[Aim of the exercise]: Restate the records in full, so that each line matches the original exactly.
*** Supplied data ***
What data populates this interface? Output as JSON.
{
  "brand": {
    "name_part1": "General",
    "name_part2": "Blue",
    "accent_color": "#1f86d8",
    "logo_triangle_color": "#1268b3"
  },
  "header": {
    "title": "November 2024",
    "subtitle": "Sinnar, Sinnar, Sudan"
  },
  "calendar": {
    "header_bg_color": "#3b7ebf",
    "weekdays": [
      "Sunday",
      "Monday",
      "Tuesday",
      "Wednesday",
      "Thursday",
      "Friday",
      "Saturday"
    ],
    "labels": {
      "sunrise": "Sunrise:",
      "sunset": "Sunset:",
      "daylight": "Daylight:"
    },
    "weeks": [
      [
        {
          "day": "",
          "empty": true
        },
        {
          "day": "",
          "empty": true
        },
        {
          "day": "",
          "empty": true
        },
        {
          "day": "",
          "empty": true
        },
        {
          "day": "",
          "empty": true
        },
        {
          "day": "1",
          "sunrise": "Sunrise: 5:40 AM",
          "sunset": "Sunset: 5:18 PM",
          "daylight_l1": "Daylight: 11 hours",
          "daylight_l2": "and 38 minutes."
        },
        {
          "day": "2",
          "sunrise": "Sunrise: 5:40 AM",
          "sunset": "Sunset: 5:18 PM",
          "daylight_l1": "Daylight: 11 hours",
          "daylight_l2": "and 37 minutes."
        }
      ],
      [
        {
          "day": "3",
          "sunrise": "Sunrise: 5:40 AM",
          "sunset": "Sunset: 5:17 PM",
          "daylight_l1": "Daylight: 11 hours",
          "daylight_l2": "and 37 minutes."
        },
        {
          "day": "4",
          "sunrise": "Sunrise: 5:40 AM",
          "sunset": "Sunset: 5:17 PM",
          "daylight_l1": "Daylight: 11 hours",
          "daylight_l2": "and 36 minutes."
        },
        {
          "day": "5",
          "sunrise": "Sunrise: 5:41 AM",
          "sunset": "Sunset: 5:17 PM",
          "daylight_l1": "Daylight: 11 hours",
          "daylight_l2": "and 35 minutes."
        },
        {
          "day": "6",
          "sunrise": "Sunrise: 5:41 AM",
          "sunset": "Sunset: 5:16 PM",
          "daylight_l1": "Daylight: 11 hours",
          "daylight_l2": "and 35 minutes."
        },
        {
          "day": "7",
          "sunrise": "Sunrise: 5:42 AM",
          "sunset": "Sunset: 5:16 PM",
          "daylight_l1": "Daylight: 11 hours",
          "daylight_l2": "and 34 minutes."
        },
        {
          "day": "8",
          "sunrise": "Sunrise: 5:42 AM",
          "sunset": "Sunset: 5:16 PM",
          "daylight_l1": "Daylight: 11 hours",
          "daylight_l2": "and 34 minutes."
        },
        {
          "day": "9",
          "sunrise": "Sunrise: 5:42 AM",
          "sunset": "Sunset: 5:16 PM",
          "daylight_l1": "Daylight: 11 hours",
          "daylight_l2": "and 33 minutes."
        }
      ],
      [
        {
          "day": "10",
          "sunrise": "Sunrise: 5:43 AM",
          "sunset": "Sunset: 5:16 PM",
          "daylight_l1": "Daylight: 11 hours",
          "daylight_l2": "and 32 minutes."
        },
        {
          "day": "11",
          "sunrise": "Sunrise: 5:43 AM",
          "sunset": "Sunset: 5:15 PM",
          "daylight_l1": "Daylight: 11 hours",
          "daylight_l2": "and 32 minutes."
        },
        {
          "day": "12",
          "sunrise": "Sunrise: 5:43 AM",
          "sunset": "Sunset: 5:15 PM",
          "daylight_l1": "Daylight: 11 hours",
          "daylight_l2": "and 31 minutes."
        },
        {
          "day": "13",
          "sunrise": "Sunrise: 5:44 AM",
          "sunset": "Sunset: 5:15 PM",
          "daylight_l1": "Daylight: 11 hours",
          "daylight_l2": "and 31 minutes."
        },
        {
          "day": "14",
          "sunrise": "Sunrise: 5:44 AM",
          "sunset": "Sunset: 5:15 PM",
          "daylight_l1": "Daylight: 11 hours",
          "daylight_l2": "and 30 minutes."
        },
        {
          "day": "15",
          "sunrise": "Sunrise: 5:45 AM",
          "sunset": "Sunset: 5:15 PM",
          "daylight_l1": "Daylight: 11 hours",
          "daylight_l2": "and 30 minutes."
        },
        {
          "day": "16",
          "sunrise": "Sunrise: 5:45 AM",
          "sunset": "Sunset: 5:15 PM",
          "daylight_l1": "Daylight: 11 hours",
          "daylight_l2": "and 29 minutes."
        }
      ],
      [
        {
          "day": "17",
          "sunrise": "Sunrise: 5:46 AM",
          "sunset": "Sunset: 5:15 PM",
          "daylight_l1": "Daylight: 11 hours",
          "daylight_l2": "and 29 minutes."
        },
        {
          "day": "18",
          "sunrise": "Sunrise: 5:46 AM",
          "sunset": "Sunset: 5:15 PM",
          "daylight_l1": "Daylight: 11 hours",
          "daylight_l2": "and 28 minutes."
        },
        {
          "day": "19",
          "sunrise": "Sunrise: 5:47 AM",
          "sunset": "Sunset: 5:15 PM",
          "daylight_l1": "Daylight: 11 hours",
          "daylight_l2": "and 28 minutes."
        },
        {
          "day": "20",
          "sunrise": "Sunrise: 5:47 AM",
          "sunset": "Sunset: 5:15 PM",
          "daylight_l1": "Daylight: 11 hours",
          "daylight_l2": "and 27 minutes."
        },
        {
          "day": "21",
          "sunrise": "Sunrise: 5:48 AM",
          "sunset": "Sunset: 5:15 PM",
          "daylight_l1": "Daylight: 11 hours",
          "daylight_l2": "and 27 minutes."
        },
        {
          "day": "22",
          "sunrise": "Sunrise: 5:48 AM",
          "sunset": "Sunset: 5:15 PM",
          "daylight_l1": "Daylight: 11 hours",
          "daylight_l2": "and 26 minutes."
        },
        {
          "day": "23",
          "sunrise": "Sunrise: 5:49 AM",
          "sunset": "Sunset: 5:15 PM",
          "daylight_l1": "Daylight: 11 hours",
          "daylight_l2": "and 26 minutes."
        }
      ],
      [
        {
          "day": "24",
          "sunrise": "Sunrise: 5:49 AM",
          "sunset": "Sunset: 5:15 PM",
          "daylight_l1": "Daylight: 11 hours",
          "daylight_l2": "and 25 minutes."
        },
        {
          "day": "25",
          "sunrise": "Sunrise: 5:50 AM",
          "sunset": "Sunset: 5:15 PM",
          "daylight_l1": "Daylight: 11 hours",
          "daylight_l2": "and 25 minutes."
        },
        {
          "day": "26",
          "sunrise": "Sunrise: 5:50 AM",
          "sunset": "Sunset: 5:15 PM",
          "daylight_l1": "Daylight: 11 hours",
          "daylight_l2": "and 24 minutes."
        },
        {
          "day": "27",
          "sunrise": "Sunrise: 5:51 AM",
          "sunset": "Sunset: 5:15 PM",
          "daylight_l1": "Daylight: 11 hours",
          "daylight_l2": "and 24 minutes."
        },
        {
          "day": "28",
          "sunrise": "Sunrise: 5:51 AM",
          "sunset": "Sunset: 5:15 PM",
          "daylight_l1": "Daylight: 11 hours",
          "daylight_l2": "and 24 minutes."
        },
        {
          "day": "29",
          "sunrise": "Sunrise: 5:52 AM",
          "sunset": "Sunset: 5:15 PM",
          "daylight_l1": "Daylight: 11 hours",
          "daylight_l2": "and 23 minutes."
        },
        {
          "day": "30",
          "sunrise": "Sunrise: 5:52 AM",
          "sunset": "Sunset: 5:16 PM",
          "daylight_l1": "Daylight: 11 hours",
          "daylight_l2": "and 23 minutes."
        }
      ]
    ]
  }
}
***
[Your solution]:
What data populates this interface? Output as JSON.
{
  "brand": {
    "name_part1": "General",
    "name_part2": "Blue",
    "accent_color": "#1f86d8",
    "logo_triangle_color": "#1268b3"
  },
  "header": {
    "title": "November 2024",
    "subtitle": "Sinnar, Sinnar, Sudan"
  },
  "calendar": {
    "header_bg_color": "#3b7ebf",
    "weekdays": [
      "Sunday",
      "Monday",
      "Tuesday",
      "Wednesday",
      "Thursday",
      "Friday",
      "Saturday"
    ],
    "labels": {
      "sunrise": "Sunrise:",
      "sunset": "Sunset:",
      "daylight": "Daylight:"
    },
    "weeks": [
      [
        {
          "day": "",
          "empty": true
        },
        {
          "day": "",
          "empty": true
        },
        {
          "day": "",
          "empty": true
        },
        {
          "day": "",
          "empty": true
        },
        {
          "day": "",
          "empty": true
        },
        {
          "day": "1",
          "sunrise": "Sunrise: 5:40 AM",
          "sunset": "Sunset: 5:18 PM",
          "daylight_l1": "Daylight: 11 hours",
          "daylight_l2": "and 38 minutes."
        },
        {
          "day": "2",
          "sunrise": "Sunrise: 5:40 AM",
          "sunset": "Sunset: 5:18 PM",
          "daylight_l1": "Daylight: 11 hours",
          "daylight_l2": "and 37 minutes."
        }
      ],
      [
        {
          "day": "3",
          "sunrise": "Sunrise: 5:40 AM",
          "sunset": "Sunset: 5:17 PM",
          "daylight_l1": "Daylight: 11 hours",
          "daylight_l2": "and 37 minutes."
        },
        {
          "day": "4",
          "sunrise": "Sunrise: 5:40 AM",
          "sunset": "Sunset: 5:17 PM",
          "daylight_l1": "Daylight: 11 hours",
          "daylight_l2": "and 36 minutes."
        },
        {
          "day": "5",
          "sunrise": "Sunrise: 5:41 AM",
          "sunset": "Sunset: 5:17 PM",
          "daylight_l1": "Daylight: 11 hours",
          "daylight_l2": "and 35 minutes."
        },
        {
          "day": "6",
          "sunrise": "Sunrise: 5:41 AM",
          "sunset": "Sunset: 5:16 PM",
          "daylight_l1": "Daylight: 11 hours",
          "daylight_l2": "and 35 minutes."
        },
        {
          "day": "7",
          "sunrise": "Sunrise: 5:42 AM",
          "sunset": "Sunset: 5:16 PM",
          "daylight_l1": "Daylight: 11 hours",
          "daylight_l2": "and 34 minutes."
        },
        {
          "day": "8",
          "sunrise": "Sunrise: 5:42 AM",
          "sunset": "Sunset: 5:16 PM",
          "daylight_l1": "Daylight: 11 hours",
          "daylight_l2": "and 34 minutes."
        },
        {
          "day": "9",
          "sunrise": "Sunrise: 5:42 AM",
          "sunset": "Sunset: 5:16 PM",
          "daylight_l1": "Daylight: 11 hours",
          "daylight_l2": "and 33 minutes."
        }
      ],
      [
        {
          "day": "10",
          "sunrise": "Sunrise: 5:43 AM",
          "sunset": "Sunset: 5:16 PM",
          "daylight_l1": "Daylight: 11 hours",
          "daylight_l2": "and 32 minutes."
        },
        {
          "day": "11",
          "sunrise": "Sunrise: 5:43 AM",
          "sunset": "Sunset: 5:15 PM",
          "daylight_l1": "Daylight: 11 hours",
          "daylight_l2": "and 32 minutes."
        },
        {
          "day": "12",
          "sunrise": "Sunrise: 5:43 AM",
          "sunset": "Sunset: 5:15 PM",
          "daylight_l1": "Daylight: 11 hours",
          "daylight_l2": "and 31 minutes."
        },
        {
          "day": "13",
          "sunrise": "Sunrise: 5:44 AM",
          "sunset": "Sunset: 5:15 PM",
          "daylight_l1": "Daylight: 11 hours",
          "daylight_l2": "and 31 minutes."
        },
        {
          "day": "14",
          "sunrise": "Sunrise: 5:44 AM",
          "sunset": "Sunset: 5:15 PM",
          "daylight_l1": "Daylight: 11 hours",
          "daylight_l2": "and 30 minutes."
        },
        {
          "day": "15",
          "sunrise": "Sunrise: 5:45 AM",
          "sunset": "Sunset: 5:15 PM",
          "daylight_l1": "Daylight: 11 hours",
          "daylight_l2": "and 30 minutes."
        },
        {
          "day": "16",
          "sunrise": "Sunrise: 5:45 AM",
          "sunset": "Sunset: 5:15 PM",
          "daylight_l1": "Daylight: 11 hours",
          "daylight_l2": "and 29 minutes."
        }
      ],
      [
        {
          "day": "17",
          "sunrise": "Sunrise: 5:46 AM",
          "sunset": "Sunset: 5:15 PM",
          "daylight_l1": "Daylight: 11 hours",
          "daylight_l2": "and 29 minutes."
        },
        {
          "day": "18",
          "sunrise": "Sunrise: 5:46 AM",
          "sunset": "Sunset: 5:15 PM",
          "daylight_l1": "Daylight: 11 hours",
          "daylight_l2": "and 28 minutes."
        },
        {
          "day": "19",
          "sunrise": "Sunrise: 5:47 AM",
          "sunset": "Sunset: 5:15 PM",
          "daylight_l1": "Daylight: 11 hours",
          "daylight_l2": "and 28 minutes."
        },
        {
          "day": "20",
          "sunrise": "Sunrise: 5:47 AM",
          "sunset": "Sunset: 5:15 PM",
          "daylight_l1": "Daylight: 11 hours",
          "daylight_l2": "and 27 minutes."
        },
        {
          "day": "21",
          "sunrise": "Sunrise: 5:48 AM",
          "sunset": "Sunset: 5:15 PM",
          "daylight_l1": "Daylight: 11 hours",
          "daylight_l2": "and 27 minutes."
        },
        {
          "day": "22",
          "sunrise": "Sunrise: 5:48 AM",
          "sunset": "Sunset: 5:15 PM",
          "daylight_l1": "Daylight: 11 hours",
          "daylight_l2": "and 26 minutes."
        },
        {
          "day": "23",
          "sunrise": "Sunrise: 5:49 AM",
          "sunset": "Sunset: 5:15 PM",
          "daylight_l1": "Daylight: 11 hours",
          "daylight_l2": "and 26 minutes."
        }
      ],
      [
        {
          "day": "24",
          "sunrise": "Sunrise: 5:49 AM",
          "sunset": "Sunset: 5:15 PM",
          "daylight_l1": "Daylight: 11 hours",
          "daylight_l2": "and 25 minutes."
        },
        {
          "day": "25",
          "sunrise": "Sunrise: 5:50 AM",
          "sunset": "Sunset: 5:15 PM",
          "daylight_l1": "Daylight: 11 hours",
          "daylight_l2": "and 25 minutes."
        },
        {
          "day": "26",
          "sunrise": "Sunrise: 5:50 AM",
          "sunset": "Sunset: 5:15 PM",
          "daylight_l1": "Daylight: 11 hours",
          "daylight_l2": "and 24 minutes."
        },
        {
          "day": "27",
          "sunrise": "Sunrise: 5:51 AM",
          "sunset": "Sunset: 5:15 PM",
          "daylight_l1": "Daylight: 11 hours",
          "daylight_l2": "and 24 minutes."
        },
        {
          "day": "28",
          "sunrise": "Sunrise: 5:51 AM",
          "sunset": "Sunset: 5:15 PM",
          "daylight_l1": "Daylight: 11 hours",
          "daylight_l2": "and 24 minutes."
        },
        {
          "day": "29",
          "sunrise": "Sunrise: 5:52 AM",
          "sunset": "Sunset: 5:15 PM",
          "daylight_l1": "Daylight: 11 hours",
          "daylight_l2": "and 23 minutes."
        },
        {
          "day": "30",
          "sunrise": "Sunrise: 5:52 AM",
          "sunset": "Sunset: 5:16 PM",
          "daylight_l1": "Daylight: 11 hours",
          "daylight_l2": "and 23 minutes."
        }
      ]
    ]
  }
}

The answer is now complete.